Earl was as conspicuous for his bullish No8 break score as for cutting attacking lines through the centre channels at Twickenham — and has now explained his new hybrid role.
"Richard Wigglesworth has been really clear with me in terms of giving me a bit of a free role in where I pop up," explained Earl. "It suits my game massively. Last week in Italy, for example, I probably carried a bit more off nine than I did this week.
"For the try, the ball popped out of the side of the scrum, so I don't really know how I managed it. I was just trying to get as wide as I could, and the next thing I knew the try-line was below me, so I just reached out and touched down.
"I was buzzing, that's my first try at Twickenham and it contributed to a winning cause, so I'm very pleased with that."
England have adopted a run-first mentality in this Six Nations in a bid to inch past a prior over-reliance on tactical kicking.
The one-score wins over Italy and Wales indicate that aim remains a work in progress, but England have now started a Six Nations with consecutive victories for the first time in five years.
England dominated the early exchanges without scoring, before losing both Ollie Chessum and Ethan Roots to the sin-bin.
Wales claimed a penalty try on Roots's yellow card, then Alex Mann ran in a well-worked score for Warren Gatland's callow but exciting side.
England trailed 14-5 at the break, despite Earl's try, but ground back steadily, thanks to Fraser Dingwall's score and then two match-winning penalties from George Ford.
Earl paid tribute to Jamie George for quickly warming to the England captaincy.

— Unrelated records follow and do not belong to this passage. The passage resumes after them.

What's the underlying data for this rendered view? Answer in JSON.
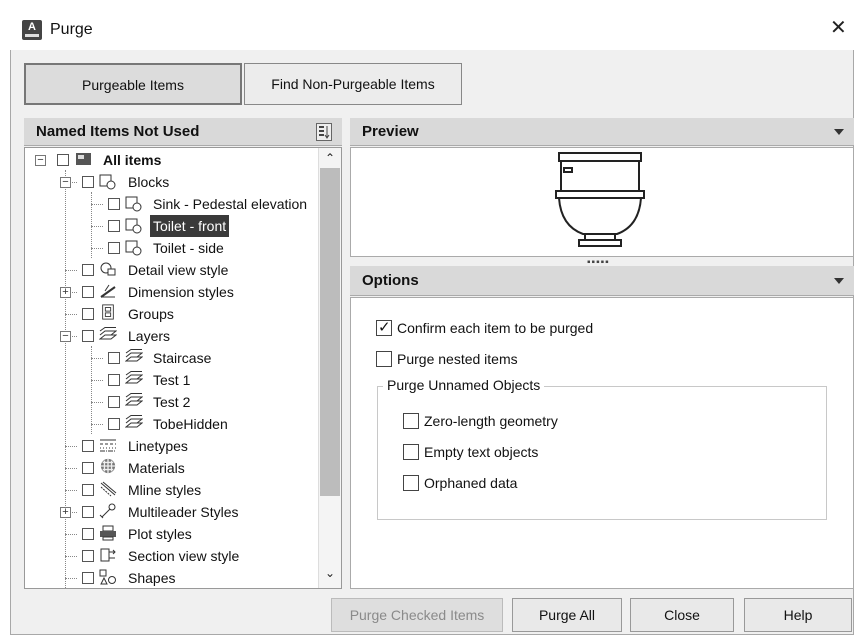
{
  "window": {
    "title": "Purge",
    "close_glyph": "✕"
  },
  "tabs": [
    {
      "label": "Purgeable Items",
      "active": true
    },
    {
      "label": "Find Non-Purgeable Items",
      "active": false
    }
  ],
  "left_panel": {
    "title": "Named Items Not Used"
  },
  "tree": [
    {
      "label": "All items",
      "bold": true
    },
    {
      "label": "Blocks"
    },
    {
      "label": "Sink - Pedestal elevation"
    },
    {
      "label": "Toilet - front",
      "selected": true
    },
    {
      "label": "Toilet - side"
    },
    {
      "label": "Detail view style"
    },
    {
      "label": "Dimension styles"
    },
    {
      "label": "Groups"
    },
    {
      "label": "Layers"
    },
    {
      "label": "Staircase"
    },
    {
      "label": "Test 1"
    },
    {
      "label": "Test 2"
    },
    {
      "label": "TobeHidden"
    },
    {
      "label": "Linetypes"
    },
    {
      "label": "Materials"
    },
    {
      "label": "Mline styles"
    },
    {
      "label": "Multileader Styles"
    },
    {
      "label": "Plot styles"
    },
    {
      "label": "Section view style"
    },
    {
      "label": "Shapes"
    }
  ],
  "preview": {
    "title": "Preview"
  },
  "options": {
    "title": "Options",
    "confirm": {
      "label": "Confirm each item to be purged",
      "checked": true
    },
    "nested": {
      "label": "Purge nested items",
      "checked": false
    },
    "group_title": "Purge Unnamed Objects",
    "zero_length": {
      "label": "Zero-length geometry",
      "checked": false
    },
    "empty_text": {
      "label": "Empty text objects",
      "checked": false
    },
    "orphaned": {
      "label": "Orphaned data",
      "checked": false
    }
  },
  "buttons": {
    "purge_checked": "Purge Checked Items",
    "purge_all": "Purge All",
    "close": "Close",
    "help": "Help"
  }
}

"The way that we built the cornerstones of our game during the World Cup, then coming into this, I felt like we had to improve. Jamie's taken on that burden of responsibility with such aplomb. Some of the younger boys are loving being around the camp."